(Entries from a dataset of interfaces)
# # # # # # #
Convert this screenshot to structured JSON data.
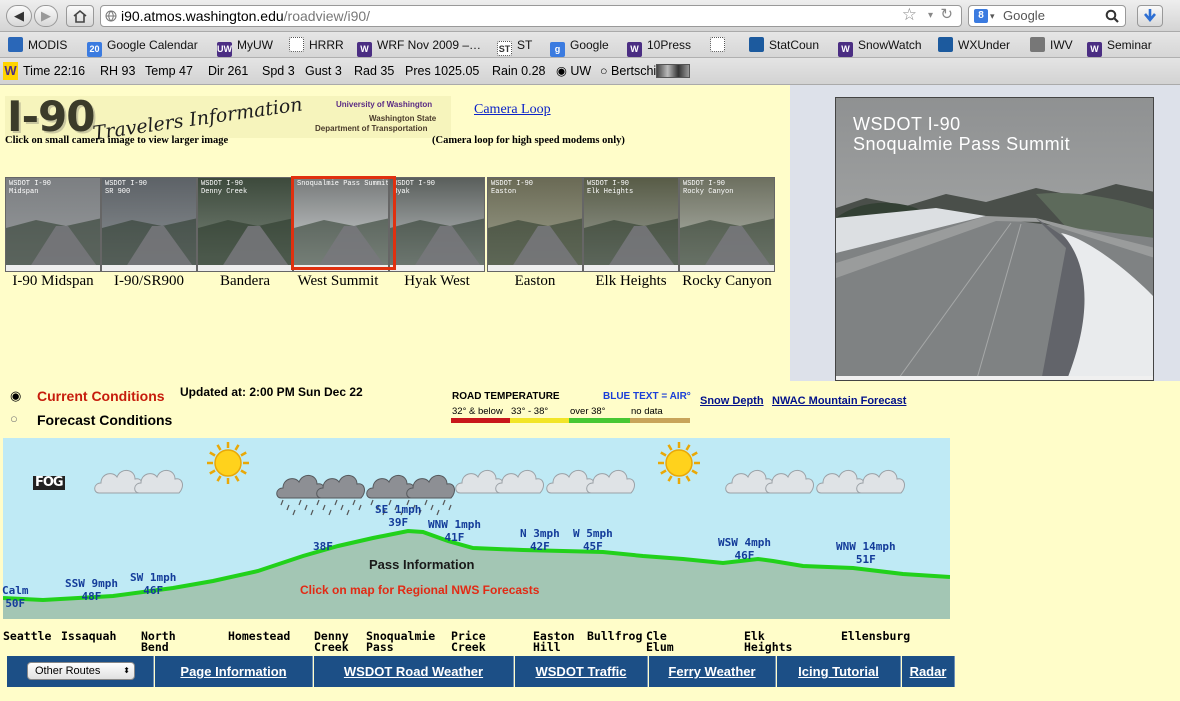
{
  "browser": {
    "url_host": "i90.atmos.washington.edu",
    "url_path": "/roadview/i90/",
    "search_placeholder": "Google"
  },
  "bookmarks": [
    {
      "label": "MODIS",
      "icon": "modis-icon",
      "color": "#2a67b8"
    },
    {
      "label": "Google Calendar",
      "icon": "calendar-icon",
      "color": "#3b7be0",
      "badge": "20"
    },
    {
      "label": "MyUW",
      "icon": "uw-icon",
      "color": "#4b2e83",
      "badge": "UW"
    },
    {
      "label": "HRRR",
      "icon": "dotted-page-icon",
      "color": "#ffffff"
    },
    {
      "label": "WRF Nov 2009 –…",
      "icon": "uw-w-icon",
      "color": "#4b2e83",
      "badge": "W"
    },
    {
      "label": "ST",
      "icon": "st-icon",
      "color": "#ffffff",
      "badge": "ST"
    },
    {
      "label": "Google",
      "icon": "google-icon",
      "color": "#3b7be0",
      "badge": "g"
    },
    {
      "label": "10Press",
      "icon": "uw-w-icon",
      "color": "#4b2e83",
      "badge": "W"
    },
    {
      "label": "",
      "icon": "dotted-page-icon",
      "color": "#ffffff"
    },
    {
      "label": "StatCoun",
      "icon": "statcounter-icon",
      "color": "#1c5a9e"
    },
    {
      "label": "SnowWatch",
      "icon": "uw-w-icon",
      "color": "#4b2e83",
      "badge": "W"
    },
    {
      "label": "WXUnder",
      "icon": "wunderground-icon",
      "color": "#1c5a9e"
    },
    {
      "label": "IWV",
      "icon": "iwv-icon",
      "color": "#777777"
    },
    {
      "label": "Seminar",
      "icon": "uw-w-icon",
      "color": "#4b2e83",
      "badge": "W"
    }
  ],
  "weather_bar": {
    "time": "Time 22:16",
    "rh": "RH 93",
    "temp": "Temp 47",
    "dir": "Dir 261",
    "spd": "Spd 3",
    "gust": "Gust 3",
    "rad": "Rad 35",
    "pres": "Pres 1025.05",
    "rain": "Rain 0.28",
    "opt_uw": "UW",
    "opt_bertschi": "Bertschi"
  },
  "header": {
    "logo_text": "I-90",
    "logo_script": "Travelers Information",
    "org_uw": "University of Washington",
    "org_wsdot_1": "Washington State",
    "org_wsdot_2": "Department of Transportation",
    "camera_loop_link": "Camera Loop",
    "click_hint": "Click on small camera image to view larger image",
    "camera_loop_hint": "(Camera loop for high speed modems only)"
  },
  "cameras": [
    {
      "label": "I-90 Midspan",
      "overlay": "WSDOT I-90\nMidspan"
    },
    {
      "label": "I-90/SR900",
      "overlay": "WSDOT I-90\nSR 900"
    },
    {
      "label": "Bandera",
      "overlay": "WSDOT I-90\nDenny Creek"
    },
    {
      "label": "West Summit",
      "overlay": "Snoqualmie Pass Summit"
    },
    {
      "label": "Hyak West",
      "overlay": "WSDOT I-90\nHyak"
    },
    {
      "label": "Easton",
      "overlay": "WSDOT I-90\nEaston"
    },
    {
      "label": "Elk Heights",
      "overlay": "WSDOT I-90\nElk Heights"
    },
    {
      "label": "Rocky Canyon",
      "overlay": "WSDOT I-90\nRocky Canyon"
    }
  ],
  "large_camera": {
    "line1": "WSDOT   I-90",
    "line2": "Snoqualmie Pass Summit"
  },
  "conditions": {
    "current_label": "Current Conditions",
    "forecast_label": "Forecast Conditions",
    "updated": "Updated at: 2:00 PM Sun Dec 22"
  },
  "legend": {
    "title": "ROAD TEMPERATURE",
    "blue_text": "BLUE TEXT = AIR°",
    "items": [
      {
        "label": "32° & below",
        "color": "#c8171b"
      },
      {
        "label": "33° - 38°",
        "color": "#f2e528"
      },
      {
        "label": "over 38°",
        "color": "#47c733"
      },
      {
        "label": "no data",
        "color": "#c8a45a"
      }
    ]
  },
  "links": {
    "snow_depth": "Snow Depth",
    "nwac": "NWAC Mountain Forecast"
  },
  "map": {
    "fog": "FOG",
    "pass_info": "Pass Information",
    "click_nws": "Click on map for Regional NWS Forecasts",
    "observations": [
      {
        "wind": "Calm",
        "temp": "50F"
      },
      {
        "wind": "SSW 9mph",
        "temp": "48F"
      },
      {
        "wind": "SW 1mph",
        "temp": "46F"
      },
      {
        "wind": "",
        "temp": "38F"
      },
      {
        "wind": "SE 1mph",
        "temp": "39F"
      },
      {
        "wind": "WNW 1mph",
        "temp": "41F"
      },
      {
        "wind": "N 3mph",
        "temp": "42F"
      },
      {
        "wind": "W 5mph",
        "temp": "45F"
      },
      {
        "wind": "WSW 4mph",
        "temp": "46F"
      },
      {
        "wind": "WNW 14mph",
        "temp": "51F"
      }
    ],
    "cities": [
      "Seattle",
      "Issaquah",
      "North\nBend",
      "Homestead",
      "Denny\nCreek",
      "Snoqualmie\nPass",
      "Price\nCreek",
      "Easton\nHill",
      "Bullfrog",
      "Cle\nElum",
      "Elk\nHeights",
      "Ellensburg"
    ]
  },
  "bottom_nav": {
    "routes_select": "Other Routes",
    "items": [
      "Page Information",
      "WSDOT Road Weather",
      "WSDOT Traffic",
      "Ferry Weather",
      "Icing Tutorial",
      "Radar"
    ]
  }
}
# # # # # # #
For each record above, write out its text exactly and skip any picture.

Convert this screenshot to structured JSON data.
{
  "browser": {
    "url_host": "i90.atmos.washington.edu",
    "url_path": "/roadview/i90/",
    "search_placeholder": "Google"
  },
  "bookmarks": [
    {
      "label": "MODIS",
      "icon": "modis-icon",
      "color": "#2a67b8"
    },
    {
      "label": "Google Calendar",
      "icon": "calendar-icon",
      "color": "#3b7be0",
      "badge": "20"
    },
    {
      "label": "MyUW",
      "icon": "uw-icon",
      "color": "#4b2e83",
      "badge": "UW"
    },
    {
      "label": "HRRR",
      "icon": "dotted-page-icon",
      "color": "#ffffff"
    },
    {
      "label": "WRF Nov 2009 –…",
      "icon": "uw-w-icon",
      "color": "#4b2e83",
      "badge": "W"
    },
    {
      "label": "ST",
      "icon": "st-icon",
      "color": "#ffffff",
      "badge": "ST"
    },
    {
      "label": "Google",
      "icon": "google-icon",
      "color": "#3b7be0",
      "badge": "g"
    },
    {
      "label": "10Press",
      "icon": "uw-w-icon",
      "color": "#4b2e83",
      "badge": "W"
    },
    {
      "label": "",
      "icon": "dotted-page-icon",
      "color": "#ffffff"
    },
    {
      "label": "StatCoun",
      "icon": "statcounter-icon",
      "color": "#1c5a9e"
    },
    {
      "label": "SnowWatch",
      "icon": "uw-w-icon",
      "color": "#4b2e83",
      "badge": "W"
    },
    {
      "label": "WXUnder",
      "icon": "wunderground-icon",
      "color": "#1c5a9e"
    },
    {
      "label": "IWV",
      "icon": "iwv-icon",
      "color": "#777777"
    },
    {
      "label": "Seminar",
      "icon": "uw-w-icon",
      "color": "#4b2e83",
      "badge": "W"
    }
  ],
  "weather_bar": {
    "time": "Time 22:16",
    "rh": "RH 93",
    "temp": "Temp 47",
    "dir": "Dir 261",
    "spd": "Spd 3",
    "gust": "Gust 3",
    "rad": "Rad 35",
    "pres": "Pres 1025.05",
    "rain": "Rain 0.28",
    "opt_uw": "UW",
    "opt_bertschi": "Bertschi"
  },
  "header": {
    "logo_text": "I-90",
    "logo_script": "Travelers Information",
    "org_uw": "University of Washington",
    "org_wsdot_1": "Washington State",
    "org_wsdot_2": "Department of Transportation",
    "camera_loop_link": "Camera Loop",
    "click_hint": "Click on small camera image to view larger image",
    "camera_loop_hint": "(Camera loop for high speed modems only)"
  },
  "cameras": [
    {
      "label": "I-90 Midspan",
      "overlay": "WSDOT I-90\nMidspan"
    },
    {
      "label": "I-90/SR900",
      "overlay": "WSDOT I-90\nSR 900"
    },
    {
      "label": "Bandera",
      "overlay": "WSDOT I-90\nDenny Creek"
    },
    {
      "label": "West Summit",
      "overlay": "Snoqualmie Pass Summit"
    },
    {
      "label": "Hyak West",
      "overlay": "WSDOT I-90\nHyak"
    },
    {
      "label": "Easton",
      "overlay": "WSDOT I-90\nEaston"
    },
    {
      "label": "Elk Heights",
      "overlay": "WSDOT I-90\nElk Heights"
    },
    {
      "label": "Rocky Canyon",
      "overlay": "WSDOT I-90\nRocky Canyon"
    }
  ],
  "large_camera": {
    "line1": "WSDOT   I-90",
    "line2": "Snoqualmie Pass Summit"
  },
  "conditions": {
    "current_label": "Current Conditions",
    "forecast_label": "Forecast Conditions",
    "updated": "Updated at: 2:00 PM Sun Dec 22"
  },
  "legend": {
    "title": "ROAD TEMPERATURE",
    "blue_text": "BLUE TEXT = AIR°",
    "items": [
      {
        "label": "32° & below",
        "color": "#c8171b"
      },
      {
        "label": "33° - 38°",
        "color": "#f2e528"
      },
      {
        "label": "over 38°",
        "color": "#47c733"
      },
      {
        "label": "no data",
        "color": "#c8a45a"
      }
    ]
  },
  "links": {
    "snow_depth": "Snow Depth",
    "nwac": "NWAC Mountain Forecast"
  },
  "map": {
    "fog": "FOG",
    "pass_info": "Pass Information",
    "click_nws": "Click on map for Regional NWS Forecasts",
    "observations": [
      {
        "wind": "Calm",
        "temp": "50F"
      },
      {
        "wind": "SSW 9mph",
        "temp": "48F"
      },
      {
        "wind": "SW 1mph",
        "temp": "46F"
      },
      {
        "wind": "",
        "temp": "38F"
      },
      {
        "wind": "SE 1mph",
        "temp": "39F"
      },
      {
        "wind": "WNW 1mph",
        "temp": "41F"
      },
      {
        "wind": "N 3mph",
        "temp": "42F"
      },
      {
        "wind": "W 5mph",
        "temp": "45F"
      },
      {
        "wind": "WSW 4mph",
        "temp": "46F"
      },
      {
        "wind": "WNW 14mph",
        "temp": "51F"
      }
    ],
    "cities": [
      "Seattle",
      "Issaquah",
      "North\nBend",
      "Homestead",
      "Denny\nCreek",
      "Snoqualmie\nPass",
      "Price\nCreek",
      "Easton\nHill",
      "Bullfrog",
      "Cle\nElum",
      "Elk\nHeights",
      "Ellensburg"
    ]
  },
  "bottom_nav": {
    "routes_select": "Other Routes",
    "items": [
      "Page Information",
      "WSDOT Road Weather",
      "WSDOT Traffic",
      "Ferry Weather",
      "Icing Tutorial",
      "Radar"
    ]
  }
}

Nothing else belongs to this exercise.